Thus, it is appropriate at this time to take stock of the scientific value of marijuana for medical use, the reluctance of several federal agencies to evaluate its safety and efficacy in treating (curing, ameliorating, or palliating) certain illness, and the significant policy issues raised by state legalization of medical marijuana — legalization to date unaccompanied, for the most part, by appropriate regulations based on sound science and careful policy development (Cohen). It is because of this that our governing and law making system should step away from its moral panic and mass hysteria.
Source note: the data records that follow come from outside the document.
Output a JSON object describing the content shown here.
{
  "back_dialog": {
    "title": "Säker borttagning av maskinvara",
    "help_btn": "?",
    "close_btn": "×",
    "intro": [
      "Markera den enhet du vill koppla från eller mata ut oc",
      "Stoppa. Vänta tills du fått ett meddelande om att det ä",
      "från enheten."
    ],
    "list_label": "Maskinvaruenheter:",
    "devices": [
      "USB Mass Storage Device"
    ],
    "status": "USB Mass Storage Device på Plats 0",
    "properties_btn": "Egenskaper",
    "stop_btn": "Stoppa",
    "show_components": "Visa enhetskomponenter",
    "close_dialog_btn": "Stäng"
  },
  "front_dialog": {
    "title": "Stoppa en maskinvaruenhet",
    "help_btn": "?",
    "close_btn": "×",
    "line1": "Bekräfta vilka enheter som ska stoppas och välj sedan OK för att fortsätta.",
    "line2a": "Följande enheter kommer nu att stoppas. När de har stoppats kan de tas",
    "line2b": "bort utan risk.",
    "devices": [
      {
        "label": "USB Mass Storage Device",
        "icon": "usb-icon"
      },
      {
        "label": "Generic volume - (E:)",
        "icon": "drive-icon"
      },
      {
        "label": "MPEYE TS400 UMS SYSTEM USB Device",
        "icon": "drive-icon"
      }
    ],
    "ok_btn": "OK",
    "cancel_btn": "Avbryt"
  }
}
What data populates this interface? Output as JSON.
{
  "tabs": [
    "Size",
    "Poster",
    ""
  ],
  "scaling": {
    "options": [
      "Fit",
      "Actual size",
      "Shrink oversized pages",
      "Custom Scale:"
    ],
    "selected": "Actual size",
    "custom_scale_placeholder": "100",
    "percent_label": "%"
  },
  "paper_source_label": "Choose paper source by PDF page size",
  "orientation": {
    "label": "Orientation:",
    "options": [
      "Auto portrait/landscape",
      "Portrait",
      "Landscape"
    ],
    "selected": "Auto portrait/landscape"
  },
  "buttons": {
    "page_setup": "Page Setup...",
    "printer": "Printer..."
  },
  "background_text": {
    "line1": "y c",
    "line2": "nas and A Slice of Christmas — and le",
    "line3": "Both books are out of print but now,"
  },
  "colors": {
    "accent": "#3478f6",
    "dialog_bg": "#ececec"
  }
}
It should open its eyes to the possibility of marijuana as source of not only knowledge but also of medicinal value. Works Cited Cohen, Peter J. “Medical Marijuana 2010: It’s Time to Fix the Regulatory Vacuum. ” Journal Of Law, Medicine & Ethics 38. 8 (2010): 654-666. Academic Search Premier. Web. 5 July 2012. Degenhardt, Louisa, and Wayne D. Hall. “The adverse effects of cannabinoids: implications for use of medical marijuana. ” CMAJ: Canadian Medical Association Journal 17 June 2008: 1685+. Academic Search Premier. Web. July 2012. Califano, Joseph A. “Marijuana Is a Gateway Drug. ” Drug Abuse. Ed. Roman Espejo. San Diego: Greenhaven Press, 2002. Current Controversies. Rpt. from “The Grass Roots of Teen Drug Abuse. ” Wall Street Journal 26 Mar. 1999. Opposing Viewpoints In Context. Web. 1 Aug. 2012. Lee A. Martin, Shlain Bruce. ” Acid Dreams: The Complete Social History of LSD: The CIA, The Sixties, and Beyond” (1985): Web. 23 July 2012. Joycelyn, Elders. “Myths About Medical Marijuana. ” Providence Journal. (2004): n. page. Web. 1 Aug. 2012.